“I didn’t anticipate that the project would be published,” explained Haderlie. “I started this project as partial fulfillment of my course requirements for ITLS 6870: Mobile Technologies. Being an academic advisor, I wanted to create something that would serve my students in a new, efficient, and fun way.”

Haderlie is an undergraduate advisor in the Psychology Department. As the book chapter explains, Haderlie headed up the creation of an augmented reality game that “was designed to (1) acquaint students with the institution (USU) and the psychology department’s program requirements and (2) form connection between students and their academic advisor” (Haderlie, Chauhan, Lewis, & Litts, 2019, p. 4). More than 80 students played the game during the prototype testing to walk through a mini game-like experience of their graduation requirements. Most students (71%) reported they would continue using the game in subsequent years.

Apoorva Chauhan, Whitney Lewis, and Tressa Haderlie
Apoorva Chauhan, Whitney Lewis, and Tressa Haderlie

Chauhan explained, “Tressa’s idea of The Graduation Game and the low-fidelity prototypes she developed to playtest her game made me believe in the game’s potential to be useful for students to know and remember the requirements of their academic program.”

The book chapter about The Graduation Game outlines in detail the iterative design process they used to create the game and the affordances of augmented reality for this type of learning.

In addition to a book chapter on this real-world class project, Dr. Breanne Litts, the course instructor, reported another published book chapter from students in the course. “Apoorva Chauhan and Whitney Lewis also published a more theoretical piece to build our understanding of mobile technologies for learning,” Dr. Litts said.

The theoretical framework quadrant develeoped by Chauhan, Lewis, and Litts. Read the book chapter for more detials and futher explanation.
The theoretical framework quadrant develeoped by Chauhan, Lewis, and Litts

Chauhan remembers getting an email after the completion of the course for “an opportunity to write book chapters on the materials we covered.” Chauhan and Lewis’ theoretical piece puts forward a theoretical framework to aid in the learning design of augmented reality experiences.

“We present an argument that ‘location’ (user’s physical location) and ‘place’ (user’s engagement with his/her physical location) are the two key design dimensions for Augmented Reality (AR) based educational technologies,” Chauhan said.

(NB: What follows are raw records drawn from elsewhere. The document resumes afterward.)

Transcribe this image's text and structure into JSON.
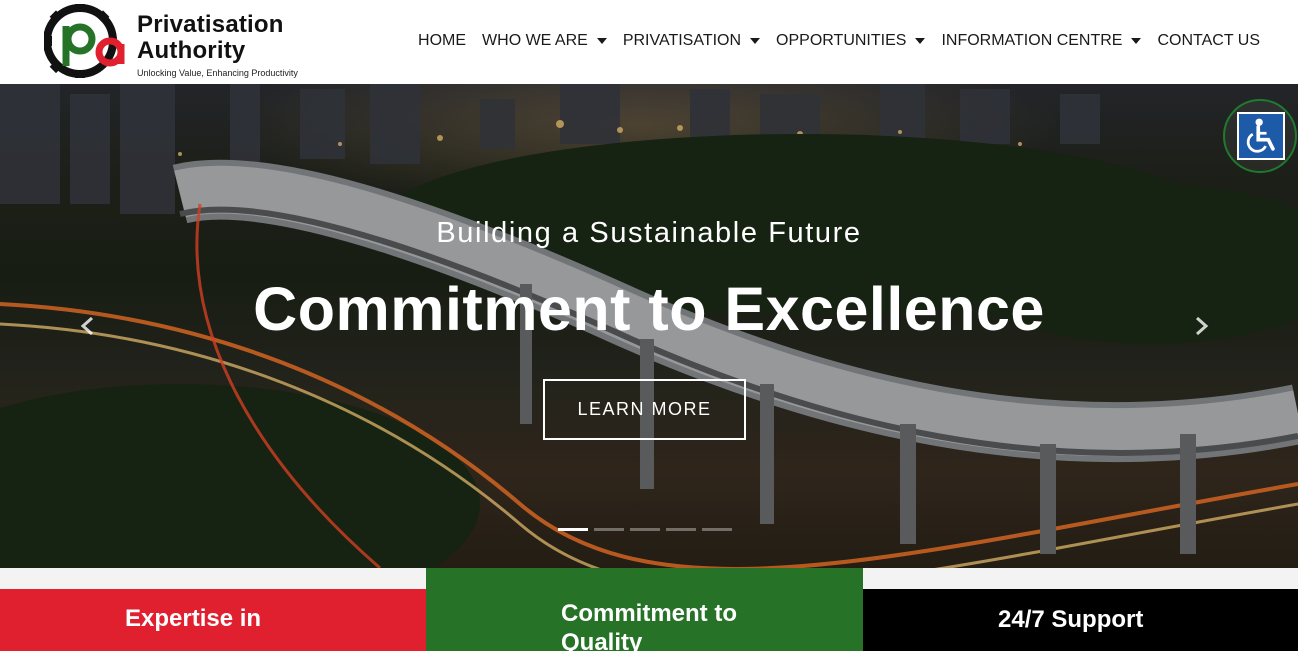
{
  "brand": {
    "name": "Privatisation Authority",
    "tagline": "Unlocking Value, Enhancing Productivity",
    "colors": {
      "green": "#267328",
      "red": "#e01f2f",
      "black": "#000000"
    }
  },
  "nav": {
    "items": [
      {
        "label": "HOME",
        "dropdown": false
      },
      {
        "label": "WHO WE ARE",
        "dropdown": true
      },
      {
        "label": "PRIVATISATION",
        "dropdown": true
      },
      {
        "label": "OPPORTUNITIES",
        "dropdown": true
      },
      {
        "label": "INFORMATION CENTRE",
        "dropdown": true
      },
      {
        "label": "CONTACT US",
        "dropdown": false
      }
    ]
  },
  "hero": {
    "subtitle": "Building a Sustainable Future",
    "title": "Commitment to Excellence",
    "button_label": "LEARN MORE",
    "prev_icon": "chevron-left-icon",
    "next_icon": "chevron-right-icon",
    "slides_total": 5,
    "active_slide": 1
  },
  "accessibility": {
    "icon": "wheelchair-icon"
  },
  "features": [
    {
      "title": "Expertise in",
      "color": "#e01f2f"
    },
    {
      "title": "Commitment to Quality",
      "color": "#267328"
    },
    {
      "title": "24/7 Support",
      "color": "#000000"
    }
  ]
}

The y-axis of a quadrant they designed relates to place engagement, or the “sociological, ideological, political, and ecological dimensions” of a location. The x-axis relates to the physical location the game is being played in and whether it’s necessary for gameplay. The authors then identified where various existing augmented reality games would fit within their quadrant.

Dr. Breanne Litts
Dr. Breanne Litts, the Mobile Technologies instructor and an author on both papers

“I hope after reading this chapter, designers will be more inclined to use ‘location’ and ‘place’ in their design of mobile technologies for learning, which in turn, would allow situated learning,” Chauhan explained.

The Handbook of Mobile Teaching and Learning, the book these chapters are published in, provides “provides in-depth background information and cases studies in high technology teaching and learning” regarding mobile technologies. The book includes chapters about using cell phones and tablets in the classroom, apps used for teaching and learning, virtual reality, augmented reality, and more. You can get the book or learn more about it on Springer’s website.

Dr. Litts emphasizes, “Our students can build on what they do in our classes and turn this work into publications and/or real world projects for use in practice.”